Administrator McCarthy and others in this administration have so far only offered misleading statements about reliability concerns, maintaining that EPA’s regulations will not impact coal usage and that the agency will work to protect and preserve reliability.

We know these claims to be untrue, as EPA greenhouse gas regulations will impose a de facto ban on new coal-fueled power plants and likely force retirements of existing plants across the country which will, in fact, cause serious reliability issues that still haven’t been addressed by this administration.

Last week, the Senate Committee on Energy and Natural Resources hosted a hearing on grid reliability, but no representative from the Environmental Protection Agency (EPA) testified about these very real reliability concerns associated with the agency’s regulatory assault on coal.

Some members of the committee, like Senators Manchin and Murkowski, raised concerns about how EPA regulations play into the broader grid security issue. Unfortunately, it seems that this administration is doing all it can to quell such concerns and continue leading America toward an energy policy that wholly disregards cost and reliability consequences.

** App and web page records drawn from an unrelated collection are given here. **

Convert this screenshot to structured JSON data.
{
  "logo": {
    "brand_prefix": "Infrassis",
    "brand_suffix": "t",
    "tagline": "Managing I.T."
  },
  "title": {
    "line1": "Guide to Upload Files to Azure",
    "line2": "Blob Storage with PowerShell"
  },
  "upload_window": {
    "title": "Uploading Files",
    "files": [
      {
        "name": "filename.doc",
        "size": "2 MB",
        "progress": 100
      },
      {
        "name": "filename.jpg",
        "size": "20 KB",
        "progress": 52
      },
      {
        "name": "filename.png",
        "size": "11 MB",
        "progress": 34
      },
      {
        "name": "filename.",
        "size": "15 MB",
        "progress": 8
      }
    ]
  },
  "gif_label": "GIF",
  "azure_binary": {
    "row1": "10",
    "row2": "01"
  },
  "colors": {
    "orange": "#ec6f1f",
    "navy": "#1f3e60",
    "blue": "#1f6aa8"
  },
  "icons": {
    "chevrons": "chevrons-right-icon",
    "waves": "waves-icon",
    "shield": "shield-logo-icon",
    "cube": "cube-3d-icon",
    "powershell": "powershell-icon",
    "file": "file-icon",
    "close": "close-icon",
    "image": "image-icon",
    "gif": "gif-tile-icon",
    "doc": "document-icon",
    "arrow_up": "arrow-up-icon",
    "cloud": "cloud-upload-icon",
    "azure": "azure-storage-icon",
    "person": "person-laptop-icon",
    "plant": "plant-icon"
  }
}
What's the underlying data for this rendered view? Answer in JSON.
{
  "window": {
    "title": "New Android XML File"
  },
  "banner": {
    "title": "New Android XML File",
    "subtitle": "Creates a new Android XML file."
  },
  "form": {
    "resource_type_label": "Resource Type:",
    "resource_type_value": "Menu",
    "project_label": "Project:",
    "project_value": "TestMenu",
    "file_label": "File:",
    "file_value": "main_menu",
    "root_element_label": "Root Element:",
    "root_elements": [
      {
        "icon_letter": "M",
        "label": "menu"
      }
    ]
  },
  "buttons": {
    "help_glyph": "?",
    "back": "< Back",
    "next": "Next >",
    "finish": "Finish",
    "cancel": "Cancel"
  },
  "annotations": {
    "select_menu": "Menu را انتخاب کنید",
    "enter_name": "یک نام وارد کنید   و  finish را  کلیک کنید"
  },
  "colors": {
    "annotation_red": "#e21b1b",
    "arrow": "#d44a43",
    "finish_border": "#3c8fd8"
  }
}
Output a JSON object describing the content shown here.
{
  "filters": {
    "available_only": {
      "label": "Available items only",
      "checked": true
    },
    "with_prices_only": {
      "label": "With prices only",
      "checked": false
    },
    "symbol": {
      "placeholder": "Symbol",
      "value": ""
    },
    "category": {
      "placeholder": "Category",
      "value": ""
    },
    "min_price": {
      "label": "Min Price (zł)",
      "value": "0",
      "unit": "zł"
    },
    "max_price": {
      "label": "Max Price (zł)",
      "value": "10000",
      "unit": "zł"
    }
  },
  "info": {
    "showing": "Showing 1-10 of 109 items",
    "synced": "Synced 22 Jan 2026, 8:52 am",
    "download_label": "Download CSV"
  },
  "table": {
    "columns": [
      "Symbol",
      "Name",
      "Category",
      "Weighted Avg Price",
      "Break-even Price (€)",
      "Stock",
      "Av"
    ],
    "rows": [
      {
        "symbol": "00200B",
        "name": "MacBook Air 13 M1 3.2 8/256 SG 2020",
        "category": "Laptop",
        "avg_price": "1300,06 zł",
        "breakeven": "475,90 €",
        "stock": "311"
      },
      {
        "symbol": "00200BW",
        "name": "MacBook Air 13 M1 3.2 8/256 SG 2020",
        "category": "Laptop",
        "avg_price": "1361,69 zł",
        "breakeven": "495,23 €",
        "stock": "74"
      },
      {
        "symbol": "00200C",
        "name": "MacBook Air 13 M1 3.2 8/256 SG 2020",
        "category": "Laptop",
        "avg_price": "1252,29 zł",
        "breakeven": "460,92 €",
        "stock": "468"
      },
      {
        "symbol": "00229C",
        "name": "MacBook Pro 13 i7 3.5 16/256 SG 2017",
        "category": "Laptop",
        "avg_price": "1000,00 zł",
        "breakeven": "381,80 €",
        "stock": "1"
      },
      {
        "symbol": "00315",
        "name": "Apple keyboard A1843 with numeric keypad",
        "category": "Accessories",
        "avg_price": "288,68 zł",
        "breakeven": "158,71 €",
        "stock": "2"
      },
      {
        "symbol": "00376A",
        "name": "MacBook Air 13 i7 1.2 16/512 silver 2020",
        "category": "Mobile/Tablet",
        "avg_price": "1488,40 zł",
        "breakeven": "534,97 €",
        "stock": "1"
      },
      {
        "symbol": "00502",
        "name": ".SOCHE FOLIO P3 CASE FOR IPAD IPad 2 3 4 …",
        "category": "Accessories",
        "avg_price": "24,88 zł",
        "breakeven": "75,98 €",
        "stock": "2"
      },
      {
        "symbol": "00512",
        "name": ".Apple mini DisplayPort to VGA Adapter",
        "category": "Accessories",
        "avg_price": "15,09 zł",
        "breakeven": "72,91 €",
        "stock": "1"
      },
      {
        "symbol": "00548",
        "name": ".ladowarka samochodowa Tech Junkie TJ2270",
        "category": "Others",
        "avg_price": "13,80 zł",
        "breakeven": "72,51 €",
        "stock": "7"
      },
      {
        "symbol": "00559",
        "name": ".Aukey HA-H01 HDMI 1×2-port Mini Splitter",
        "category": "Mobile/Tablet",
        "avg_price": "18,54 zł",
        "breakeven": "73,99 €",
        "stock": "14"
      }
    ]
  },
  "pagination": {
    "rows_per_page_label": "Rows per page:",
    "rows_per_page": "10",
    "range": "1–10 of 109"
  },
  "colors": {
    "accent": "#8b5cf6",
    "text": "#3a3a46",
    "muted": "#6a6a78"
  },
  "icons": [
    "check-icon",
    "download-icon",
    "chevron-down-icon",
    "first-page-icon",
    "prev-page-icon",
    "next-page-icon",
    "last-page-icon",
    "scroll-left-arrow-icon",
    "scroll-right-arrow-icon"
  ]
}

Diminished electric reliability is certainly a threat to our well-being, to our economy and to our national security. It makes America less competitive, and it puts us all in harms’ way. In order to make headway on protecting grid security, we must have a more comprehensive and candid dialogue about all the looming threats.


New Study Reveals Billions in Costs, Lost Jobs Under NRDC’s Carbon Regulation Proposal

This week, we released a detailed economic analysis of the Natural Resource Defense Council’s (NRDC) carbon regulation proposal, first put forth by NRDC in December 2012 and updated last week.

The newest version of NRDC’s proposal ludicrously asserts that its plan to reduce CO2 emissions from existing power plants would carry no costs at all and would actually spur numerous benefits. Worse yet, the NRDC proposal recommends a system-based approach (also known as “outside-the-fence”) that is essentially a cap-and-trade program. Our analysis, performed by leading research firm the National Economic Research Associates (NERA), clearly demonstrates that NRDC left out some critical facts including the $13 to $17 billion-per-year price tag for consumers and the millions of jobs America stands to lose under its proposed policy.

Our economic analysis further projects the NRDC proposal would cost consumers a total of $116 to $151 billion during the period of 2018-2033. And, retail electricity prices would increase by double digit percentages in as many as 29 states.

Over this same time period, net job losses could total as many as 2.85 million. NRDC projects net job gains in the thousands, but only in the years 2016 and 2020.

NRDC also asserts that gas-fired generation would increase by 2 percent. Our economic analysis found that natural gas-fired generation would increase by 8-16 percent to keep up with demand, while rates would simultaneously increase by as much as 16 percent.

The results of our economic analysis reveal that the NRDC proposal is, in fact, all pain with very little gain. And the proposal’s failure to mention the many potential consequences, like cost increases and job losses, suggests that the group is ignoring reality in order to drum up support for its impractical plan. A more reasonable approach to greenhouse gas regulations would offer more flexibility and would focus on measures that can be taken at power plants to reduce their impact, while maintaining dependable, low-cost, coal-based electricity.

Here at America’s Power, we support an “inside-the-fence,” source-based approach that bases emissions reductions on measures taken at existing power plants. This would include many improvements power plants can make to their facilities that improve efficiency, remove emissions and more. Being able to implement measures at individual generating units is a common sense approach to working with utilities and achieving significant emissions reductions and environmental improvements. Let’s work together to craft a solution that works for our consumers and for America’s energy future.

Join us in asking the EPA to set common sense policies and to protect American jobs today.